━━ Provided records
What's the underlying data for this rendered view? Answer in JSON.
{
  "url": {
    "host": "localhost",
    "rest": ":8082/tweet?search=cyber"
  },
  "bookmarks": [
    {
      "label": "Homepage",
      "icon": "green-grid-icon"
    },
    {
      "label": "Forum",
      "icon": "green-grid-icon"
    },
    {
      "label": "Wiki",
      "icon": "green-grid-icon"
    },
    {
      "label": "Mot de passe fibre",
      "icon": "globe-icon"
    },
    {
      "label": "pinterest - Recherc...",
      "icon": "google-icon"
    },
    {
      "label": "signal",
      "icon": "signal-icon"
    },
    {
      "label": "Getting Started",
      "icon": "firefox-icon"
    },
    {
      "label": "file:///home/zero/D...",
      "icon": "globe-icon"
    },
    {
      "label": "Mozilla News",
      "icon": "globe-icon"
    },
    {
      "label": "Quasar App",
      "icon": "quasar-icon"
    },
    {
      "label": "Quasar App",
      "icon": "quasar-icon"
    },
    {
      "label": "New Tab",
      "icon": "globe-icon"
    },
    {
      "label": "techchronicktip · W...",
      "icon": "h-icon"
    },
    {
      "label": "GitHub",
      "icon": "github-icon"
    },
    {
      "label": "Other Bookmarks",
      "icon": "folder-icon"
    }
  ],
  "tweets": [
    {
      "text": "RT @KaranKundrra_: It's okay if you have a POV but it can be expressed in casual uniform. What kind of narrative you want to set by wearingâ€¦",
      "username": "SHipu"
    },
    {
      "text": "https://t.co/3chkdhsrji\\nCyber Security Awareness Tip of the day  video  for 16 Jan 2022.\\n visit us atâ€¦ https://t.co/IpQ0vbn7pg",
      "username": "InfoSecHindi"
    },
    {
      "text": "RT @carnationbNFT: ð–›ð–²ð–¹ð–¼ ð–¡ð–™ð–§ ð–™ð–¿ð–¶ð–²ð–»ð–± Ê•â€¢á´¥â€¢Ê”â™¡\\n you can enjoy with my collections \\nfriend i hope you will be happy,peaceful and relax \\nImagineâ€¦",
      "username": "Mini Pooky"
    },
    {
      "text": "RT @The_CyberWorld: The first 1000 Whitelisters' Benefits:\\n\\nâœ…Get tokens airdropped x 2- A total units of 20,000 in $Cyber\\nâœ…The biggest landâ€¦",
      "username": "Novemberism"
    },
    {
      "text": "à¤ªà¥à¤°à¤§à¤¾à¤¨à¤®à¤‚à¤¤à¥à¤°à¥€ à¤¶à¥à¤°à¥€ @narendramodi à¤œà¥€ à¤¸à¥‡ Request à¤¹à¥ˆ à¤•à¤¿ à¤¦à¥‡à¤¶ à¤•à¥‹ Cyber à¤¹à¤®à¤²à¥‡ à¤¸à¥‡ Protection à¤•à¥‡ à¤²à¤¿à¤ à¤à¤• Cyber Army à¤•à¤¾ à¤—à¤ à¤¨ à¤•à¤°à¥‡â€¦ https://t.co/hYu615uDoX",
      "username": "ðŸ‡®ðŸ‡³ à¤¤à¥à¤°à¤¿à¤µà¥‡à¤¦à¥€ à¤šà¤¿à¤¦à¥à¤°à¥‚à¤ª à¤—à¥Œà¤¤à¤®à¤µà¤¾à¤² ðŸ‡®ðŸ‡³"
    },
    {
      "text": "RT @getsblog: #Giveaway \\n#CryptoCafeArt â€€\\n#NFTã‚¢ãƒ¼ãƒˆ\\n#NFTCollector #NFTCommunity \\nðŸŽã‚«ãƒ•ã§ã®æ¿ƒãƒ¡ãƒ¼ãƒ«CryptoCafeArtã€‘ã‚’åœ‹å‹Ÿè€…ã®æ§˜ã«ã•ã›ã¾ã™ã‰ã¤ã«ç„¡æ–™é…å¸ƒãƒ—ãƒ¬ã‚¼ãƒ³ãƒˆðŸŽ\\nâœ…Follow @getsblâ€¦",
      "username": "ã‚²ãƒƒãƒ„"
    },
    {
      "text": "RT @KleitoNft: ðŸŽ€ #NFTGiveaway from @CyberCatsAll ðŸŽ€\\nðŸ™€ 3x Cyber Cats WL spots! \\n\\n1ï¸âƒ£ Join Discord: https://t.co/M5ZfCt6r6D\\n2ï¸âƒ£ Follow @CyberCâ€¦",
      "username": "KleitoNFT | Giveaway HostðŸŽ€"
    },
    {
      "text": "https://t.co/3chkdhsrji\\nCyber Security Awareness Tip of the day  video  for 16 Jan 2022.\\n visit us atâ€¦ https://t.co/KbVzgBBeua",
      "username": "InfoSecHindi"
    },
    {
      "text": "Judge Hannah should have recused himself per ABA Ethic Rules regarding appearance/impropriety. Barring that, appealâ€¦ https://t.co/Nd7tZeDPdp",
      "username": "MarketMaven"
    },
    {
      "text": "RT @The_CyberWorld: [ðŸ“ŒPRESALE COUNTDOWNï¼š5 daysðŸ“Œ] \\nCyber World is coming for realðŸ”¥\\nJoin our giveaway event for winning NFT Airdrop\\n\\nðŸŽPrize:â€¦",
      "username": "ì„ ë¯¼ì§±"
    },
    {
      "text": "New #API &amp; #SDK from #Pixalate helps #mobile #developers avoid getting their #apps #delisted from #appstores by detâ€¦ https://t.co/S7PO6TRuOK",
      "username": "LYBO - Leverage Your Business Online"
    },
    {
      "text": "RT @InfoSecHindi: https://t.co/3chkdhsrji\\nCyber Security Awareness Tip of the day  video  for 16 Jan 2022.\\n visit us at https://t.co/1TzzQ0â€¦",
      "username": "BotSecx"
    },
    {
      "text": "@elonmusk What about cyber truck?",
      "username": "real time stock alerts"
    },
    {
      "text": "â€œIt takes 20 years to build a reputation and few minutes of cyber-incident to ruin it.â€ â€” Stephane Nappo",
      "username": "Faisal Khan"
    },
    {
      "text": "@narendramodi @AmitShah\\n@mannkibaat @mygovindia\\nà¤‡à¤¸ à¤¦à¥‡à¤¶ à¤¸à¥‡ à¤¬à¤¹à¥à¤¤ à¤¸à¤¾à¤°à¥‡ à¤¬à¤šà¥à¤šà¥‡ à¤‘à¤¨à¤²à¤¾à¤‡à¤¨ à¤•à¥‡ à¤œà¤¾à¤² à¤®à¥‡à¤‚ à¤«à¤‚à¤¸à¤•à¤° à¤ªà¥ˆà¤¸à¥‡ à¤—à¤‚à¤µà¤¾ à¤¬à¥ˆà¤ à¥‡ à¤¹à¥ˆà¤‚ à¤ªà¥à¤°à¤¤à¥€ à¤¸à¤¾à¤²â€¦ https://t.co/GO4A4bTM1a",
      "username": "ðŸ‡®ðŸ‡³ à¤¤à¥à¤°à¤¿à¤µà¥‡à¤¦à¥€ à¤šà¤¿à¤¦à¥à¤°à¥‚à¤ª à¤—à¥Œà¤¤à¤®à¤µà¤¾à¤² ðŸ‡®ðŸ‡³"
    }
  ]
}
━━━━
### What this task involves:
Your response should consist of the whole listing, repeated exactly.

### Exercise solution:
What's the underlying data for this rendered view? Answer in JSON.
{
  "url": {
    "host": "localhost",
    "rest": ":8082/tweet?search=cyber"
  },
  "bookmarks": [
    {
      "label": "Homepage",
      "icon": "green-grid-icon"
    },
    {
      "label": "Forum",
      "icon": "green-grid-icon"
    },
    {
      "label": "Wiki",
      "icon": "green-grid-icon"
    },
    {
      "label": "Mot de passe fibre",
      "icon": "globe-icon"
    },
    {
      "label": "pinterest - Recherc...",
      "icon": "google-icon"
    },
    {
      "label": "signal",
      "icon": "signal-icon"
    },
    {
      "label": "Getting Started",
      "icon": "firefox-icon"
    },
    {
      "label": "file:///home/zero/D...",
      "icon": "globe-icon"
    },
    {
      "label": "Mozilla News",
      "icon": "globe-icon"
    },
    {
      "label": "Quasar App",
      "icon": "quasar-icon"
    },
    {
      "label": "Quasar App",
      "icon": "quasar-icon"
    },
    {
      "label": "New Tab",
      "icon": "globe-icon"
    },
    {
      "label": "techchronicktip · W...",
      "icon": "h-icon"
    },
    {
      "label": "GitHub",
      "icon": "github-icon"
    },
    {
      "label": "Other Bookmarks",
      "icon": "folder-icon"
    }
  ],
  "tweets": [
    {
      "text": "RT @KaranKundrra_: It's okay if you have a POV but it can be expressed in casual uniform. What kind of narrative you want to set by wearingâ€¦",
      "username": "SHipu"
    },
    {
      "text": "https://t.co/3chkdhsrji\\nCyber Security Awareness Tip of the day  video  for 16 Jan 2022.\\n visit us atâ€¦ https://t.co/IpQ0vbn7pg",
      "username": "InfoSecHindi"
    },
    {
      "text": "RT @carnationbNFT: ð–›ð–²ð–¹ð–¼ ð–¡ð–™ð–§ ð–™ð–¿ð–¶ð–²ð–»ð–± Ê•â€¢á´¥â€¢Ê”â™¡\\n you can enjoy with my collections \\nfriend i hope you will be happy,peaceful and relax \\nImagineâ€¦",
      "username": "Mini Pooky"
    },
    {
      "text": "RT @The_CyberWorld: The first 1000 Whitelisters' Benefits:\\n\\nâœ…Get tokens airdropped x 2- A total units of 20,000 in $Cyber\\nâœ…The biggest landâ€¦",
      "username": "Novemberism"
    },
    {
      "text": "à¤ªà¥à¤°à¤§à¤¾à¤¨à¤®à¤‚à¤¤à¥à¤°à¥€ à¤¶à¥à¤°à¥€ @narendramodi à¤œà¥€ à¤¸à¥‡ Request à¤¹à¥ˆ à¤•à¤¿ à¤¦à¥‡à¤¶ à¤•à¥‹ Cyber à¤¹à¤®à¤²à¥‡ à¤¸à¥‡ Protection à¤•à¥‡ à¤²à¤¿à¤ à¤à¤• Cyber Army à¤•à¤¾ à¤—à¤ à¤¨ à¤•à¤°à¥‡â€¦ https://t.co/hYu615uDoX",
      "username": "ðŸ‡®ðŸ‡³ à¤¤à¥à¤°à¤¿à¤µà¥‡à¤¦à¥€ à¤šà¤¿à¤¦à¥à¤°à¥‚à¤ª à¤—à¥Œà¤¤à¤®à¤µà¤¾à¤² ðŸ‡®ðŸ‡³"
    },
    {
      "text": "RT @getsblog: #Giveaway \\n#CryptoCafeArt â€€\\n#NFTã‚¢ãƒ¼ãƒˆ\\n#NFTCollector #NFTCommunity \\nðŸŽã‚«ãƒ•ã§ã®æ¿ƒãƒ¡ãƒ¼ãƒ«CryptoCafeArtã€‘ã‚’åœ‹å‹Ÿè€…ã®æ§˜ã«ã•ã›ã¾ã™ã‰ã¤ã«ç„¡æ–™é…å¸ƒãƒ—ãƒ¬ã‚¼ãƒ³ãƒˆðŸŽ\\nâœ…Follow @getsblâ€¦",
      "username": "ã‚²ãƒƒãƒ„"
    },
    {
      "text": "RT @KleitoNft: ðŸŽ€ #NFTGiveaway from @CyberCatsAll ðŸŽ€\\nðŸ™€ 3x Cyber Cats WL spots! \\n\\n1ï¸âƒ£ Join Discord: https://t.co/M5ZfCt6r6D\\n2ï¸âƒ£ Follow @CyberCâ€¦",
      "username": "KleitoNFT | Giveaway HostðŸŽ€"
    },
    {
      "text": "https://t.co/3chkdhsrji\\nCyber Security Awareness Tip of the day  video  for 16 Jan 2022.\\n visit us atâ€¦ https://t.co/KbVzgBBeua",
      "username": "InfoSecHindi"
    },
    {
      "text": "Judge Hannah should have recused himself per ABA Ethic Rules regarding appearance/impropriety. Barring that, appealâ€¦ https://t.co/Nd7tZeDPdp",
      "username": "MarketMaven"
    },
    {
      "text": "RT @The_CyberWorld: [ðŸ“ŒPRESALE COUNTDOWNï¼š5 daysðŸ“Œ] \\nCyber World is coming for realðŸ”¥\\nJoin our giveaway event for winning NFT Airdrop\\n\\nðŸŽPrize:â€¦",
      "username": "ì„ ë¯¼ì§±"
    },
    {
      "text": "New #API &amp; #SDK from #Pixalate helps #mobile #developers avoid getting their #apps #delisted from #appstores by detâ€¦ https://t.co/S7PO6TRuOK",
      "username": "LYBO - Leverage Your Business Online"
    },
    {
      "text": "RT @InfoSecHindi: https://t.co/3chkdhsrji\\nCyber Security Awareness Tip of the day  video  for 16 Jan 2022.\\n visit us at https://t.co/1TzzQ0â€¦",
      "username": "BotSecx"
    },
    {
      "text": "@elonmusk What about cyber truck?",
      "username": "real time stock alerts"
    },
    {
      "text": "â€œIt takes 20 years to build a reputation and few minutes of cyber-incident to ruin it.â€ â€” Stephane Nappo",
      "username": "Faisal Khan"
    },
    {
      "text": "@narendramodi @AmitShah\\n@mannkibaat @mygovindia\\nà¤‡à¤¸ à¤¦à¥‡à¤¶ à¤¸à¥‡ à¤¬à¤¹à¥à¤¤ à¤¸à¤¾à¤°à¥‡ à¤¬à¤šà¥à¤šà¥‡ à¤‘à¤¨à¤²à¤¾à¤‡à¤¨ à¤•à¥‡ à¤œà¤¾à¤² à¤®à¥‡à¤‚ à¤«à¤‚à¤¸à¤•à¤° à¤ªà¥ˆà¤¸à¥‡ à¤—à¤‚à¤µà¤¾ à¤¬à¥ˆà¤ à¥‡ à¤¹à¥ˆà¤‚ à¤ªà¥à¤°à¤¤à¥€ à¤¸à¤¾à¤²â€¦ https://t.co/GO4A4bTM1a",
      "username": "ðŸ‡®ðŸ‡³ à¤¤à¥à¤°à¤¿à¤µà¥‡à¤¦à¥€ à¤šà¤¿à¤¦à¥à¤°à¥‚à¤ª à¤—à¥Œà¤¤à¤®à¤µà¤¾à¤² ðŸ‡®ðŸ‡³"
    }
  ]
}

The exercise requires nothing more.